“Analysis of the mitogenomes of five Yao silkworm strains revealed a great similarity with … domestic silkworm strains in genome size, gene composition, and genomic organization and a large difference with the wild silkworm B. mandarina,” write the researchers.
Even so, the Yao is somewhat different. “Our study evidenced that the Yao silkworm is a lineage of the domestic silkworm … but exhibits a distinct variation pattern from the other domestic silkworm strains,” says Yan-Qun Liu, Ph.D., of the Shenyang Agricultural University. “In this study, through comparative mitochondrial genomics, we revealed that the Yao silkworm is an evolutionary intermediate or a living fossil from the wild moth to the domestic silkworm.”
All domestic silkworms descend from B. mandarina, one of half a dozen so-called silk months in the genus Bombyx. Of all, only the domestic species, B. mori, provides silk suitable for mass production. The caterpillar larvae of the Yao silkworm resemble those of the wild species but, even so, produce manufacturable silk.
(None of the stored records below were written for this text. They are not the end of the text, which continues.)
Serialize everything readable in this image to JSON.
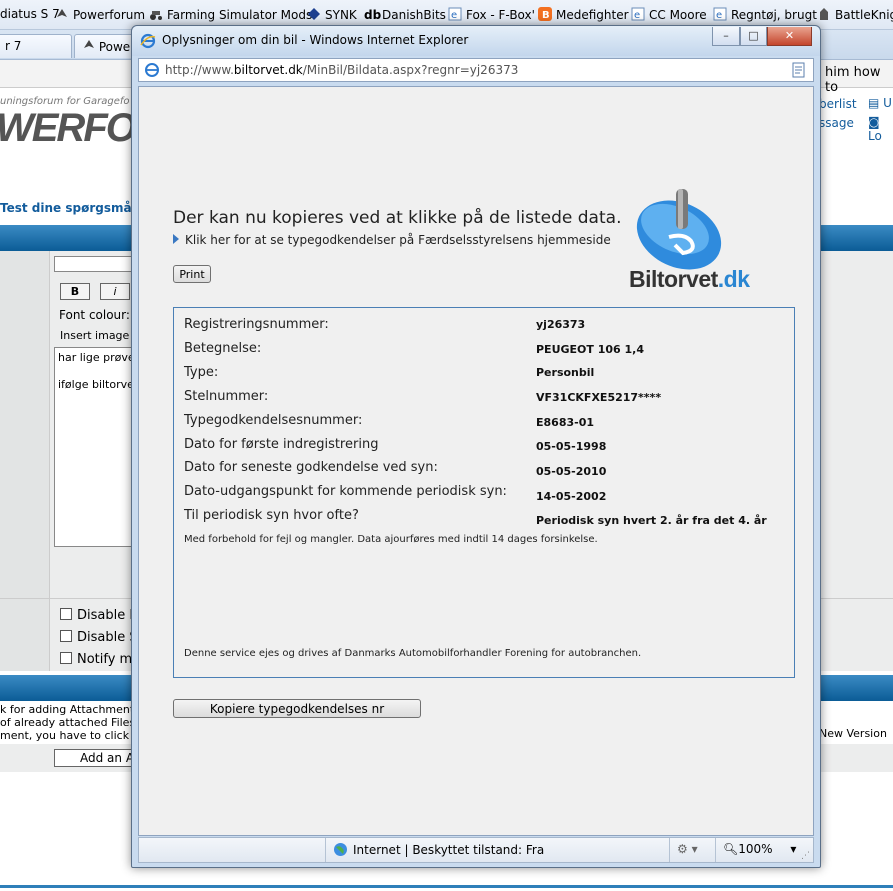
{
  "favorites": [
    {
      "label": "diatus S 7",
      "icon": "page-icon"
    },
    {
      "label": "Powerforum",
      "icon": "forum-icon"
    },
    {
      "label": "Farming Simulator Mods",
      "icon": "tractor-icon"
    },
    {
      "label": "SYNK",
      "icon": "synk-icon"
    },
    {
      "label": "DanishBits",
      "icon": "db-icon"
    },
    {
      "label": "Fox - F-Box'",
      "icon": "ie-icon"
    },
    {
      "label": "Medefighter",
      "icon": "blogger-icon"
    },
    {
      "label": "CC Moore",
      "icon": "ie-icon"
    },
    {
      "label": "Regntøj, brugt",
      "icon": "ie-icon"
    },
    {
      "label": "BattleKnight",
      "icon": "knight-icon"
    }
  ],
  "bg_tabs": [
    {
      "label": "r 7"
    },
    {
      "label": "Powerf"
    }
  ],
  "bg_page": {
    "forum_sub": "uningsforum for Garagefo",
    "logo": "WERFO",
    "memberlist": "berlist",
    "message": "ssage",
    "u_link": "U",
    "lo_link": "Lo",
    "test_link": "Test dine spørgsmål",
    "him_text": "him how to",
    "bold_btn": "B",
    "italic_btn": "i",
    "font_colour": "Font colour:",
    "insert_image": "Insert image",
    "post_line1": "har lige prøve",
    "post_line2": "ifølge biltorve",
    "disable1": "Disable H",
    "disable2": "Disable S",
    "notify": "Notify m",
    "attach1": "k for adding Attachment",
    "attach2": "of already attached Files",
    "attach3": "ment, you have to click",
    "add_btn": "Add an A",
    "new_version": "New Version a"
  },
  "popup": {
    "title": "Oplysninger om din bil - Windows Internet Explorer",
    "url_prefix": "http://www.",
    "url_domain": "biltorvet.dk",
    "url_suffix": "/MinBil/Bildata.aspx?regnr=yj26373",
    "min_btn": "–",
    "max_btn": "□",
    "close_btn": "✕",
    "heading": "Der kan nu kopieres ved at klikke på de listede data.",
    "sublink": "Klik her for at se typegodkendelser på Færdselsstyrelsens hjemmeside",
    "print_label": "Print",
    "logo_main": "Biltorvet",
    "logo_suffix": ".dk",
    "rows": [
      {
        "label": "Registreringsnummer:",
        "value": "yj26373"
      },
      {
        "label": "Betegnelse:",
        "value": "PEUGEOT 106 1,4"
      },
      {
        "label": "Type:",
        "value": "Personbil"
      },
      {
        "label": "Stelnummer:",
        "value": "VF31CKFXE5217****"
      },
      {
        "label": "Typegodkendelsesnummer:",
        "value": "E8683-01"
      },
      {
        "label": "Dato for første indregistrering",
        "value": "05-05-1998"
      },
      {
        "label": "Dato for seneste godkendelse ved syn:",
        "value": "05-05-2010"
      },
      {
        "label": "Dato-udgangspunkt for kommende periodisk syn:",
        "value": "14-05-2002"
      },
      {
        "label": "Til periodisk syn hvor ofte?",
        "value": "Periodisk syn hvert 2. år fra det 4. år"
      }
    ],
    "disclaimer": "Med forbehold for fejl og mangler. Data ajourføres med indtil 14 dages forsinkelse.",
    "footer_note": "Denne service ejes og drives af Danmarks Automobilforhandler Forening for autobranchen.",
    "copy_button": "Kopiere typegodkendelses nr",
    "status_zone": "Internet | Beskyttet tilstand: Fra",
    "zoom": "100%"
  }
}
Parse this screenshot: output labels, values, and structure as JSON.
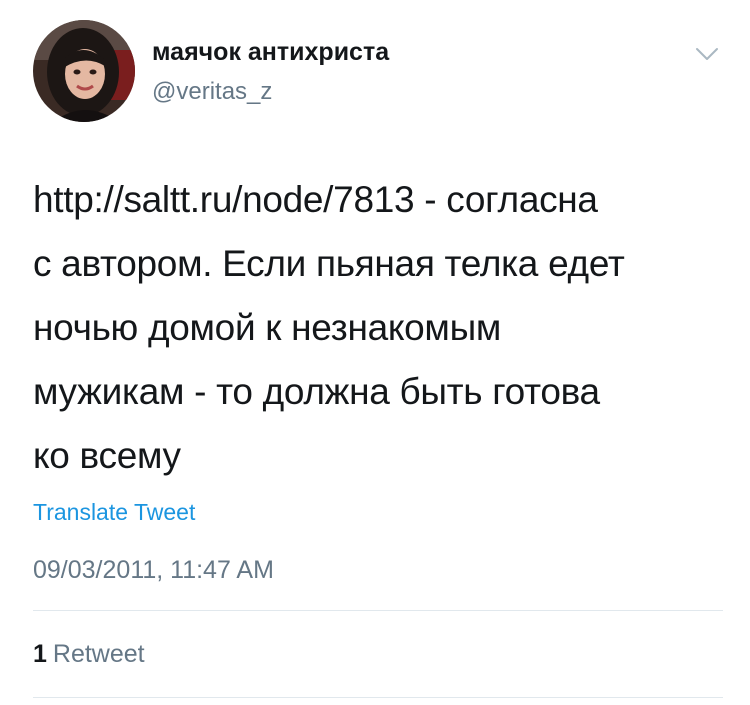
{
  "user": {
    "display_name": "маячок антихриста",
    "handle": "@veritas_z",
    "avatar_icon": "user-avatar"
  },
  "tweet": {
    "text": "http://saltt.ru/node/7813 - согласна\nс автором. Если пьяная телка едет\nночью домой к незнакомым\nмужикам - то должна быть готова\nко всему",
    "translate_label": "Translate Tweet",
    "timestamp": "09/03/2011, 11:47 AM"
  },
  "stats": {
    "retweet_count": "1",
    "retweet_label": "Retweet"
  },
  "colors": {
    "link": "#1b95e0",
    "secondary_text": "#657786",
    "primary_text": "#14171a",
    "divider": "#e1e8ed"
  },
  "icons": {
    "menu": "chevron-down-icon"
  }
}
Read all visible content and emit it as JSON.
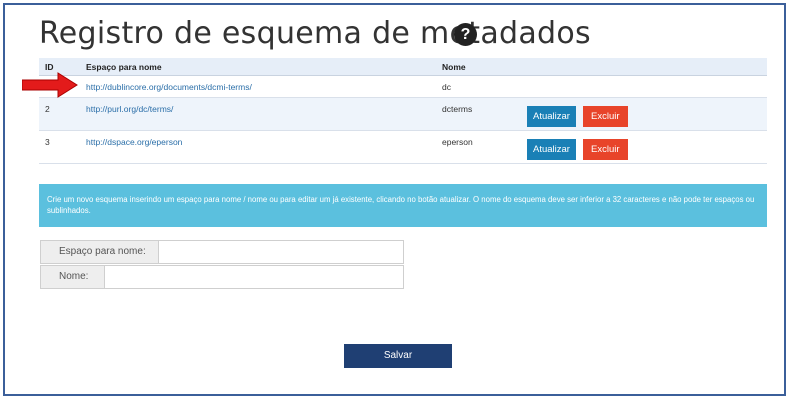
{
  "page": {
    "title": "Registro de esquema de metadados",
    "help_icon": "?"
  },
  "table": {
    "headers": {
      "id": "ID",
      "namespace": "Espaço para nome",
      "name": "Nome"
    },
    "rows": [
      {
        "id": "",
        "namespace": "http://dublincore.org/documents/dcmi-terms/",
        "name": "dc",
        "actions": false
      },
      {
        "id": "2",
        "namespace": "http://purl.org/dc/terms/",
        "name": "dcterms",
        "actions": true
      },
      {
        "id": "3",
        "namespace": "http://dspace.org/eperson",
        "name": "eperson",
        "actions": true
      }
    ],
    "update_label": "Atualizar",
    "delete_label": "Excluir"
  },
  "info": {
    "text": "Crie um novo esquema inserindo um espaço para nome / nome ou para editar um já existente, clicando no botão atualizar. O nome do esquema deve ser inferior a 32 caracteres e não pode ter espaços ou sublinhados."
  },
  "form": {
    "namespace_label": "Espaço para nome:",
    "namespace_value": "",
    "name_label": "Nome:",
    "name_value": "",
    "save_label": "Salvar"
  },
  "colors": {
    "update": "#1a80b6",
    "delete": "#e8442a",
    "info_bg": "#5bc0de",
    "save_bg": "#1f3f73",
    "annotation_arrow": "#e31b1b"
  }
}
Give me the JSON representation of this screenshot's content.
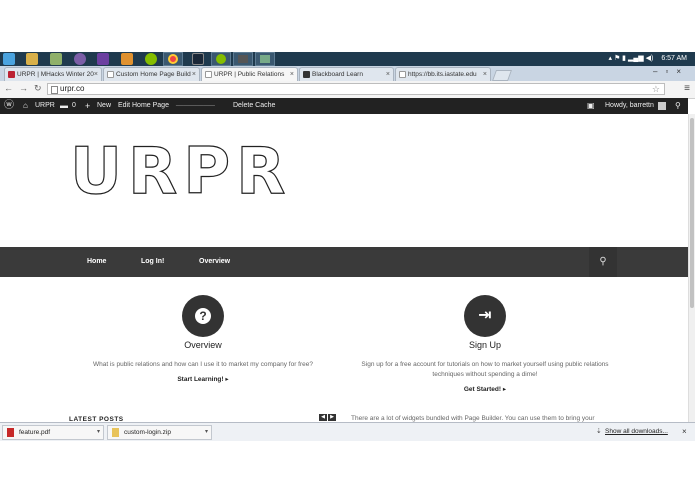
{
  "taskbar": {
    "time": "6:57 AM",
    "apps": [
      "windows-start",
      "file-explorer",
      "notepad",
      "github",
      "visual-studio",
      "sublime",
      "spotify",
      "chrome",
      "steam",
      "spotify-2",
      "media",
      "tool"
    ]
  },
  "tabs": [
    {
      "label": "URPR | MHacks Winter 20",
      "active": false
    },
    {
      "label": "Custom Home Page Build",
      "active": false
    },
    {
      "label": "URPR | Public Relations",
      "active": true
    },
    {
      "label": "Blackboard Learn",
      "active": false
    },
    {
      "label": "https://bb.its.iastate.edu",
      "active": false
    }
  ],
  "address": {
    "url": "urpr.co"
  },
  "adminbar": {
    "site": "URPR",
    "comments_count": "0",
    "new_label": "New",
    "edit_label": "Edit Home Page",
    "delete_cache": "Delete Cache",
    "howdy": "Howdy, barrettn"
  },
  "site": {
    "logo_text": "URPR",
    "nav": [
      "Home",
      "Log In!",
      "Overview"
    ]
  },
  "features": [
    {
      "icon": "?",
      "title": "Overview",
      "text": "What is public relations and how can I use it to market my company for free?",
      "link": "Start Learning! ▸"
    },
    {
      "icon": "⇥",
      "title": "Sign Up",
      "text": "Sign up for a free account for tutorials on how to market yourself using public relations techniques without spending a dime!",
      "link": "Get Started! ▸"
    }
  ],
  "bottom": {
    "latest_posts": "LATEST POSTS",
    "widgets_text": "There are a lot of widgets bundled with Page Builder. You can use them to bring your"
  },
  "downloads": {
    "items": [
      {
        "name": "feature.pdf",
        "type": "pdf"
      },
      {
        "name": "custom-login.zip",
        "type": "zip"
      }
    ],
    "show_all": "Show all downloads..."
  },
  "colors": {
    "taskbar": "#1f3a4e",
    "adminbar": "#222222",
    "mainnav": "#3a3a3a",
    "feature_circle": "#333333"
  }
}
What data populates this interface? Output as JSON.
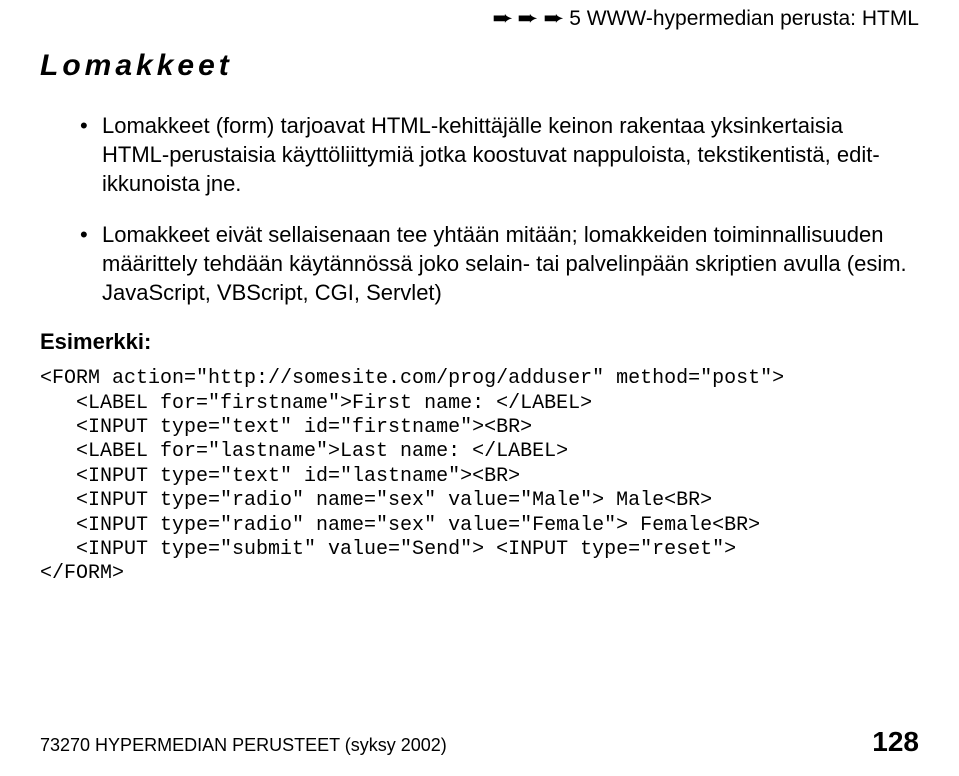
{
  "breadcrumb": {
    "text": "5 WWW-hypermedian perusta: HTML"
  },
  "section_title": "Lomakkeet",
  "bullets": [
    "Lomakkeet (form) tarjoavat HTML-kehittäjälle keinon rakentaa yksinkertaisia HTML-perustaisia käyttöliittymiä jotka koostuvat nappuloista, tekstikentistä, edit-ikkunoista jne.",
    "Lomakkeet eivät sellaisenaan tee yhtään mitään; lomakkeiden toiminnallisuuden määrittely tehdään käytännössä joko selain- tai palvelinpään skriptien avulla (esim. JavaScript, VBScript, CGI, Servlet)"
  ],
  "example_label": "Esimerkki:",
  "code": "<FORM action=\"http://somesite.com/prog/adduser\" method=\"post\">\n   <LABEL for=\"firstname\">First name: </LABEL>\n   <INPUT type=\"text\" id=\"firstname\"><BR>\n   <LABEL for=\"lastname\">Last name: </LABEL>\n   <INPUT type=\"text\" id=\"lastname\"><BR>\n   <INPUT type=\"radio\" name=\"sex\" value=\"Male\"> Male<BR>\n   <INPUT type=\"radio\" name=\"sex\" value=\"Female\"> Female<BR>\n   <INPUT type=\"submit\" value=\"Send\"> <INPUT type=\"reset\">\n</FORM>",
  "footer": {
    "left": "73270 HYPERMEDIAN PERUSTEET (syksy 2002)",
    "page": "128"
  }
}
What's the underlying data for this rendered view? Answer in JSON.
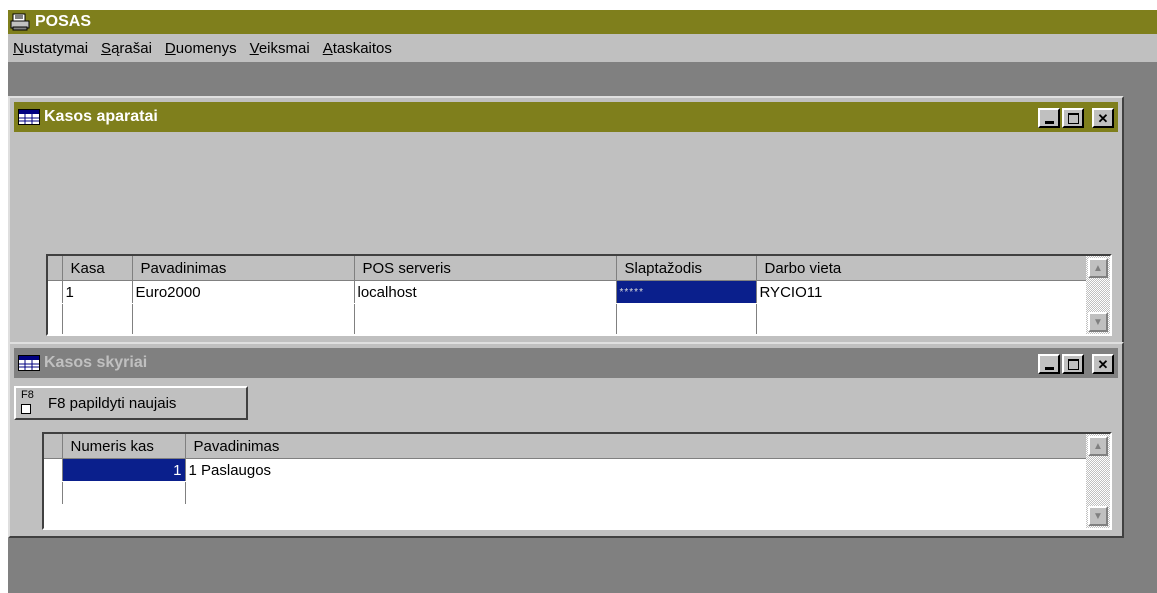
{
  "app": {
    "title": "POSAS"
  },
  "menu": [
    {
      "label": "Nustatymai",
      "ul": "N",
      "rest": "ustatymai"
    },
    {
      "label": "Sąrašai",
      "ul": "S",
      "rest": "ąrašai"
    },
    {
      "label": "Duomenys",
      "ul": "D",
      "rest": "uomenys"
    },
    {
      "label": "Veiksmai",
      "ul": "V",
      "rest": "eiksmai"
    },
    {
      "label": "Ataskaitos",
      "ul": "A",
      "rest": "taskaitos"
    }
  ],
  "window1": {
    "title": "Kasos aparatai",
    "columns": [
      "Kasa",
      "Pavadinimas",
      "POS serveris",
      "Slaptažodis",
      "Darbo vieta"
    ],
    "rows": [
      {
        "kasa": "1",
        "pavadinimas": "Euro2000",
        "server": "localhost",
        "password": "*****",
        "darbo_vieta": "RYCIO11"
      }
    ]
  },
  "window2": {
    "title": "Kasos skyriai",
    "button": {
      "icon": "F8",
      "label": "F8 papildyti naujais"
    },
    "columns": [
      "Numeris kas",
      "Pavadinimas"
    ],
    "rows": [
      {
        "numeris": "1",
        "pavadinimas": "1 Paslaugos"
      }
    ]
  },
  "icons": {
    "app": "printer-icon",
    "grid": "table-grid-icon",
    "minimize": "minimize-icon",
    "maximize": "maximize-icon",
    "close": "close-icon",
    "scroll_up": "arrow-up-icon",
    "scroll_down": "arrow-down-icon"
  },
  "colors": {
    "title_active": "#7f7f1c",
    "title_inactive": "#808080",
    "selection": "#0a1f8c",
    "face": "#c0c0c0"
  }
}
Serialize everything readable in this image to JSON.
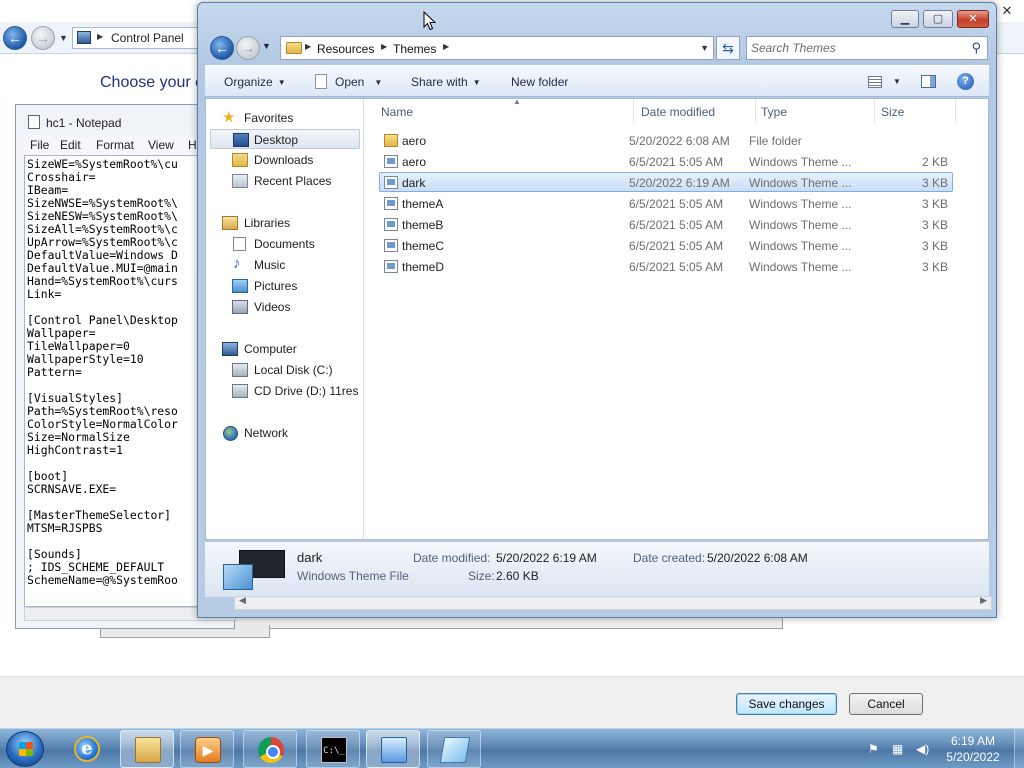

Unlike the silk from other strains of B. mori, however, silk from the Yao strain does not have to be reeled through machinery to process into thread but can be spun directly from the cocoons.
Baiku Yao women incubate the Yao silkworm eggs on their bodies, close to their skin, to promote hatching. The larvae are then reared in home for less than two months. The Yao people live mostly in southern China and neighboring Vietnam. The particular group that cultures the Yao silkworm is called the Baiku Yao, or “White-Pants Yao,” due to the knee-length white trousers traditionally worn by its men. Most live in China’s Guangxi Province, an autonomous region because of its ethnic composition and which includes Nandan County.
During their study, the researchers compared the genome architecture—the three-dimensional arrangement of genes and other functioning elements in the genome—of five Yao strains with those of 10 other domestic strains. The architectural similarities and other genetic elements in common were sufficient to convince the researchers that the Yao moth is the domestic species.
“The five Yao silkworm mitogenomes exhibited genome architectures identical to typical set of 37 mitochondrial genes … and a high level of genome sequence similarity with the domestic silkworm,” the researchers write. Comparison of portions of DNA segments of the Yao and traditional domestic silkworms relate to the primitive nature of the former, say the researchers.
The research team plans to extend the study. “In the next step,” says Liu, “we will sequence the whole genome of the Yao silkworm. Through comparative genomics between the Yao silkworm and the other domestic silkworm strains available, we could identify the nucleotide variants related to artificial domestication and formulate the strategies for improving breeding varieties of the domestic silkworm.”
Beyond that, silkworms are important in various areas of scientific research. Bombyx mori, the domesticated silkworm, is the leading genetic and genomic model for the order to which moths and butterflies belong, Lepidoptera. With more than 350 mutations, the silkworm has some genes similar to those related to hereditary diseases in humans, giving it a role in biomedical research.
Journal of Insect Science
Ed Ricciuti is a journalist, author, and naturalist who has been writing for more than a half century. His latest book is called Bears in the Backyard: Big Animals, Sprawling Suburbs, and the New Urban Jungle (Countryman Press, June 2014). His assignments have taken him around the world. He specializes in nature, science, conservation issues, and law enforcement. A former curator at the New York Zoological Society, and now at the Wildlife Conservation Society, he may be the only man ever bitten by a coatimundi on Manhattan’s 57th Street.